In the marketplace we call our society, where you can buy 37 different types of yogurt, toothbrushes for anyone from infants to budgies, where scanning and shopping and choosing can actually overwhelm us, and where we consistently feel the pressure to stand out from the crowd, any suggestion of providing options can feel that same as a mildly anaesthetized 6-month-old plunked in front of Paw Patrol for the first time.
And since providing options and choice is a central tenet of Universal Design for Learning, threshing out the (what you think is) 37 flavours of yogurt aspect of the framework can feel exhausting.
There is so much work and so much individual attention and NOW YOU WANT ME TO PROVIDE OPTIONS? AND CHOICE? AGAIN? MORE? WHy ThO SeAnnA.
So I’m going to keep this short and I’m going to keep this sweet because I’m already feeling like an anaesthetized 6-month old by the holidays approaching and would really prefer a nap amongst the Ferrero Rocher.
Planning for choice in your course is not like throwing the doors open to 37 types of yogurt.

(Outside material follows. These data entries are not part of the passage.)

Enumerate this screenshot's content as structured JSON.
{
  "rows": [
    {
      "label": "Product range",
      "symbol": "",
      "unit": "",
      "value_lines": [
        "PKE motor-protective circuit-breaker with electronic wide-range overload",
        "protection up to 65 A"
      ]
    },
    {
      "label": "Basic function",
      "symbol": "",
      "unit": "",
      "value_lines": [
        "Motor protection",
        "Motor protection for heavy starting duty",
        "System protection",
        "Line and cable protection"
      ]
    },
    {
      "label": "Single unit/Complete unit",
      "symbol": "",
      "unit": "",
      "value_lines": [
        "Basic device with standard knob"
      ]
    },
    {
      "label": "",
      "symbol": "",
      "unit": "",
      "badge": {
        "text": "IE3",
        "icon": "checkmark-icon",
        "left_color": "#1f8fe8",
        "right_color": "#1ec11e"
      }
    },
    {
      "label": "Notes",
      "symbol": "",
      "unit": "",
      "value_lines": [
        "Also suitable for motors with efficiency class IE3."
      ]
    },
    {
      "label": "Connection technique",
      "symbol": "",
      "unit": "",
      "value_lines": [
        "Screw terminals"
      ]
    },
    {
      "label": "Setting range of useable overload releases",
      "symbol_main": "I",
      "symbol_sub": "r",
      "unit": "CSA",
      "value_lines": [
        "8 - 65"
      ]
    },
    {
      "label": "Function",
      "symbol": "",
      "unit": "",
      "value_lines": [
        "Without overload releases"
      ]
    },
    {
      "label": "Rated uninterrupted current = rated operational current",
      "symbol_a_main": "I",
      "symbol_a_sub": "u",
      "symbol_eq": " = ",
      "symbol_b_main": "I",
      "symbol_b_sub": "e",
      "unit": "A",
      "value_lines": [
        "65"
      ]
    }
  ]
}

Planning for choice in your course is more like deciding between vanilla or blueberry.
Planning for choice sounds like soliciting feedback from students on the five top concepts they found valuable.
Planning for choice means that of those top concepts, they can choose two for assessment.
Planning for choice means that you can offer either short answer or long answer; multiple choice or essay; take home or in-class.
Planning for choice means that in the time provided, they can rehearse and get feedback on their presentation or get feedback on exam prep.
Vanilla or blueberry.
If you have planned and there are problems and there are 1456 emails about assignment 2 and nobody is reading the course presentation and you are calling Accessibility Services and you have a bimodal distribution of grades and classroom discussions feel more like your UDL consultant napping amongst the Ferrero Rocher then your first step is to provide (limited, feedback-based) choice.
DO NOT PLAN SOMETHING ELSE/BETTER/MORE INSPIRING. PLAN OPTIONS.
What do you like about the material?
What would a valuable assessment look like?
Here are your two choices: multiple choice or short answer.
Vanilla or blueberry. Not 37, two or three. Vanilla or blueberry.